Disney Lawsuit Reveals an H-1B Visa System that Heavily Favors Outsourcing Companies
When about 250 workers at Disney’s (DIS) data systems hub in Florida were laid off a year ago, the pain of the pink slip was made worse by a condition of their severance pay that required some of them to train their replacements—workers from India who were in the United States on H-1B visas.
On Monday, two of the laid-off workers sued the entertainment behemoth for colluding to violate the law by using H-1B visas—temporary work permits for the highly-skilled—to use foreign workers even though they would displace American employees. Also named in the complaints are two lesser-known consulting firms HCL and Cognizant, which import workers on H-1B visas and then contract them out to U.S. firms—in this case, Disney.

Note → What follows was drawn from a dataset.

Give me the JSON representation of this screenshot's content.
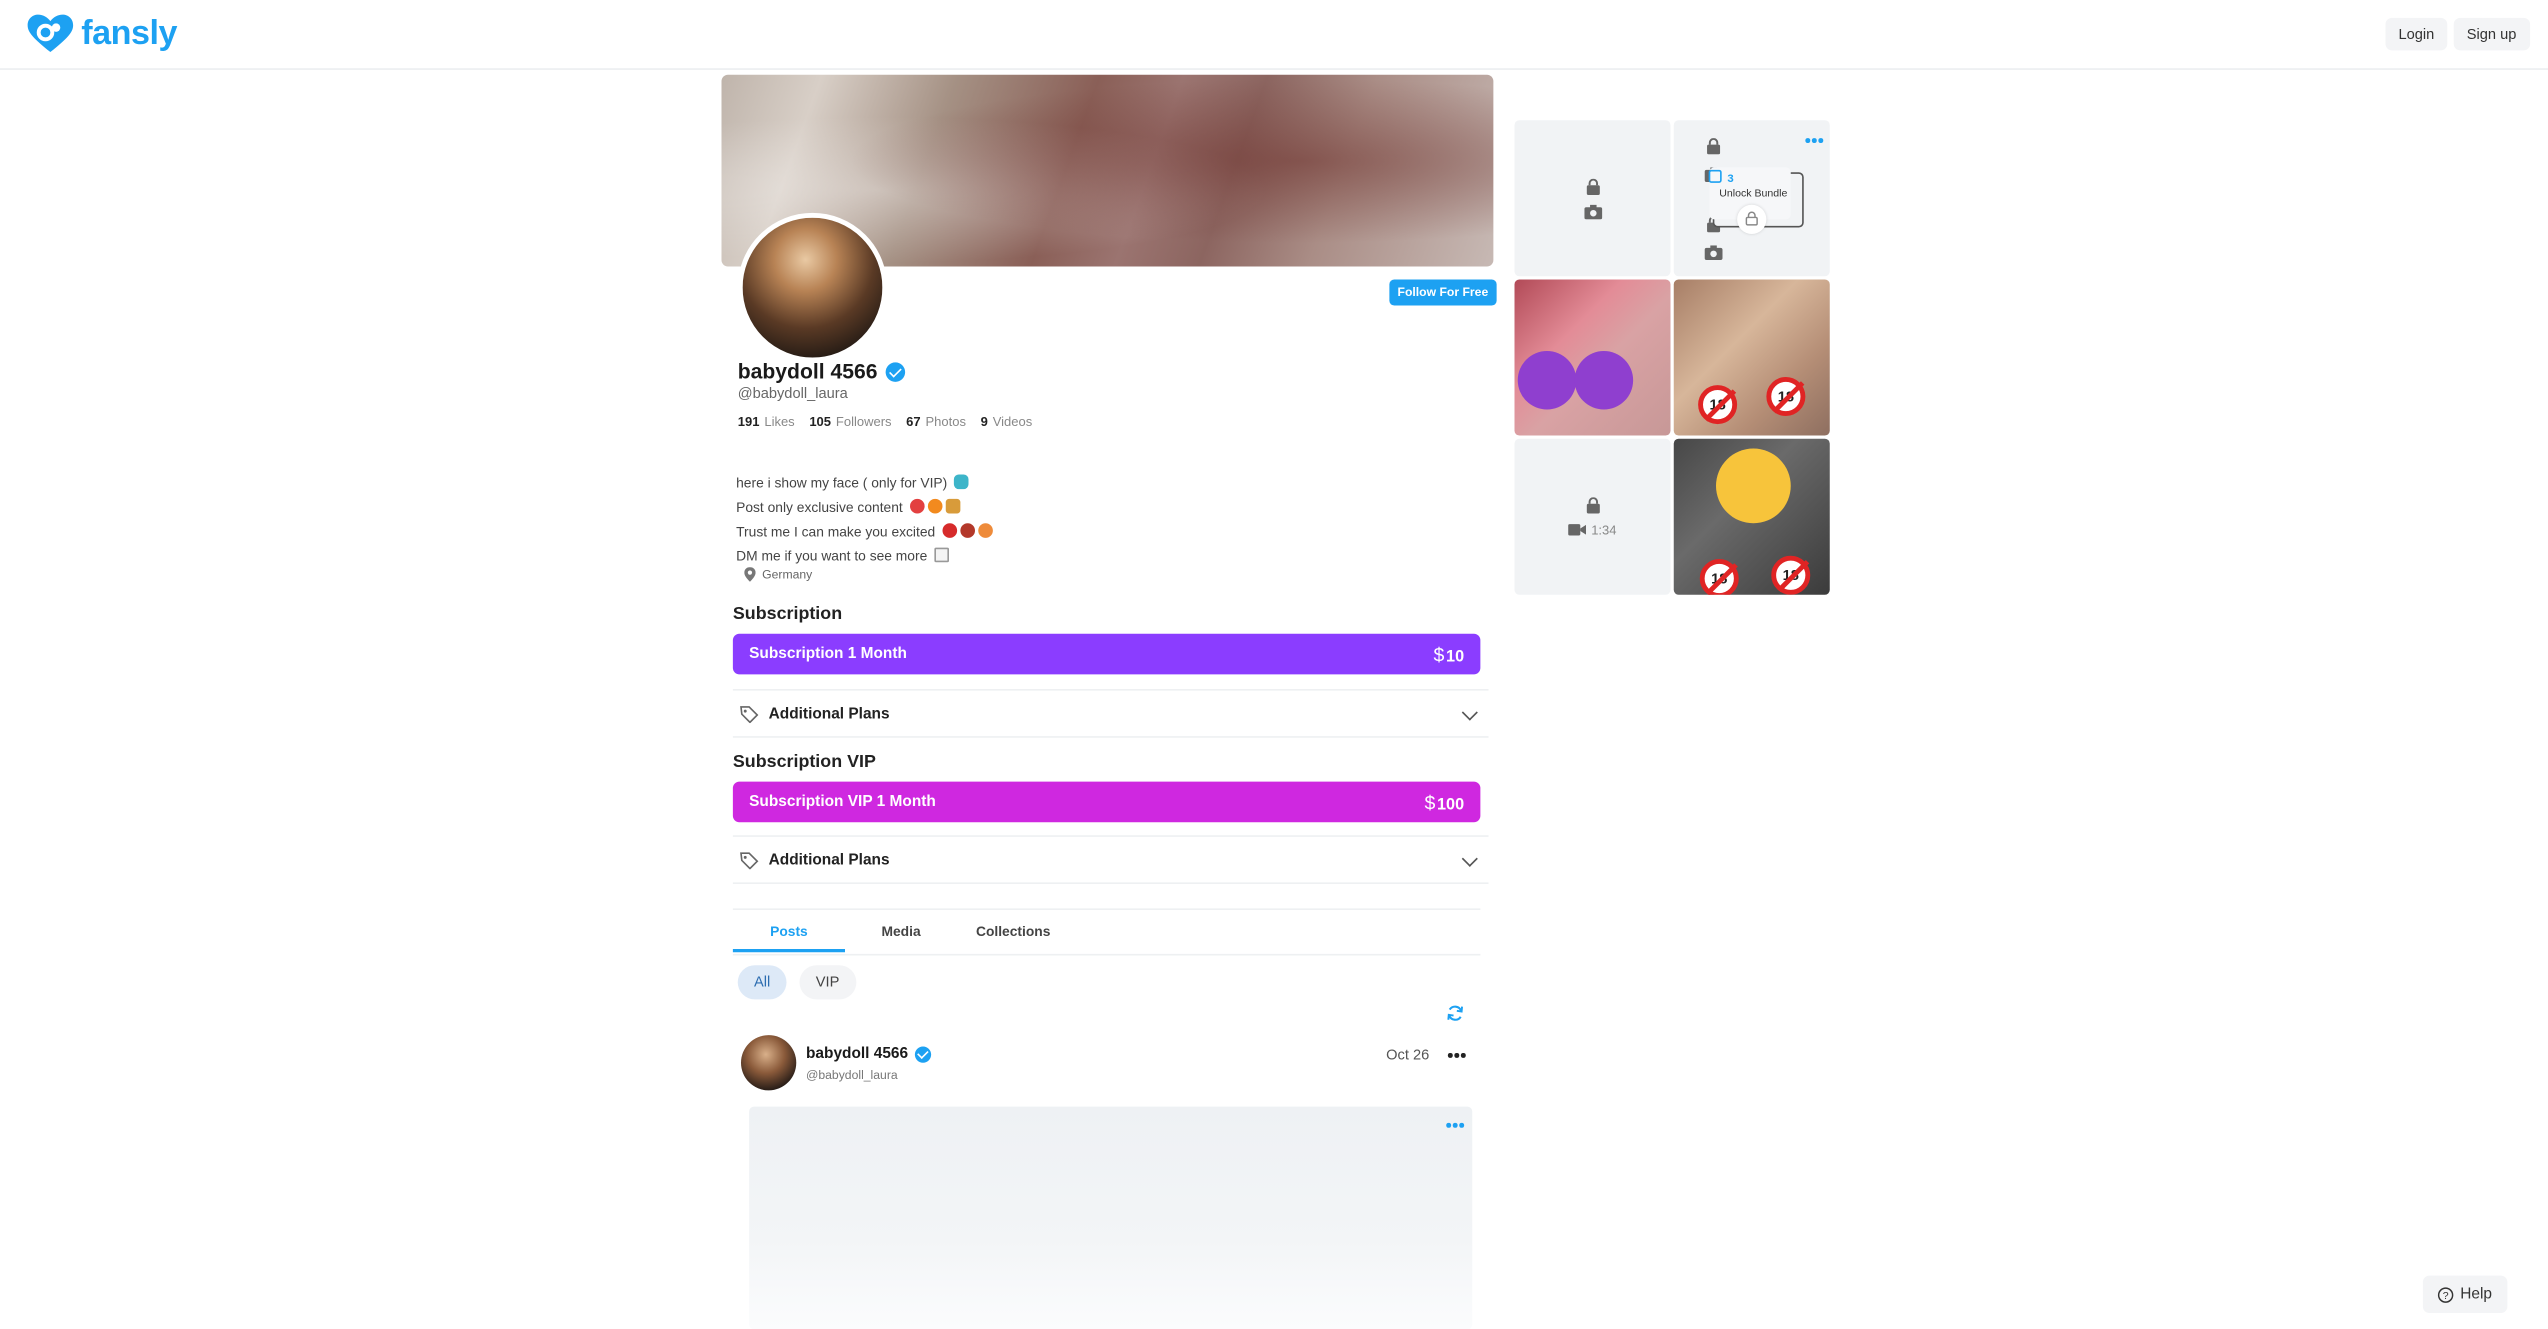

In a statement, Disney called the lawsuits “completely and utterly baseless.” Disney Parks “has hired more than 140 U.S. IT workers” since its reorganization, “and is currently recruiting candidates to fill over 100 more IT positions.” Cognizant said in a statement that it “fully complies with all U.S. regulations regarding H-1B visas.” HCL did not return Fortune‘s request for comment.
The Disney incident draws attention to companies’ practice of booting American workers for foreign replacements, and it highlights outsourcing companies’ significant role in the fierce competition for a limited supply of H-1B visas. Thirteen global outsourcing companies were among the 20 firms that received the most H-1B visas in 2014, according to The New York Times, which cited the analysis of federal records by Howard University professor Ronil Hira. Those top 20 companies were awarded 40% of the visas available—some 32,000. Outsourcing companies are winning an outsize share of H-1Bs for a simple reason: the visa procurement process is a game of numbers, and they are going big.
A maximum of 85,000 H-1B visas are issued by the United States each year—65,000 are allotted to first-time applicants and 20,000 are for graduates from American colleges and universities with advanced degrees. The system was set up in the 1990s so that companies that wanted to hire a highly skilled foreign worker could simply apply for a visa and receive it. And it used to be that easy.
But the information technology boom of the late 2000s and, now, the recovering economy have made the process of securing an H-1B visa increasingly difficult, says Neil Ruiz, executive director for the Center for Law, Economics, and Finance at George Washington University. For the past three years, the number of H-1B visa petitions has exceeded the 85,000 slots within a few days of the start of the annual application window every April.
The visas are awarded by lottery to companies that apply during that period. And, like buying tickets for a Lotto or Powerball drawing, the more applications a company files, the better its odds of winning.
“[Outsourcing companies] put in a huge number of petitions, and that’s all it comes down to,” says Jonathan Rothwell, a fellow at the Metropolitan Policy Program at the Brookings Institution.
Startups or smaller companies are at a disadvantage because they may file visa applications that reflect their anticipated need—perhaps a software engineer or two. And they may very well lack the legal resources of a large corporation. Smaller firms may get lucky and secure the visas they applied for, but the numbers are not in their favor.
Congress has taken some action that could curb outsourcing firms’ dominance of the H-1B visa process. The $1.1 trillion Omnibus spending bill, which President Barack Obama signed into law in December, increased the fee that large employers pay for new H-1B visas to $4,000 from $2,000.
Those fees will take full effect during the next H-1B application window this April. It’s not known what impact they will have on outsourcing companies, but it’s possible that such firms could simply pass that expense onto their clients.
Some members of Congress—including GOP presidential hopeful Ted Cruz—have sought to increase the minimum wage paid to foreign workers to lessen the visa’s appeal to American companies looking for less expensive labor. Others have called for a reduction in the number of H-1B visas made available each year.
At the same time, several tech companies and their leaders, most notably Facebook’s Mark Zuckerberg, have called for an increase in the number of H-1B visas. Republican presidential candidate Marco Rubio has also voiced support for upping the maximum.
But adding to the current 85,000 cap would not necessarily change the share of visas that go to outsourcing companies, says Ruiz. It would just increase the number of visas available to everyone—outsourcing companies included.
This story has been updated to reflect comments from Disney.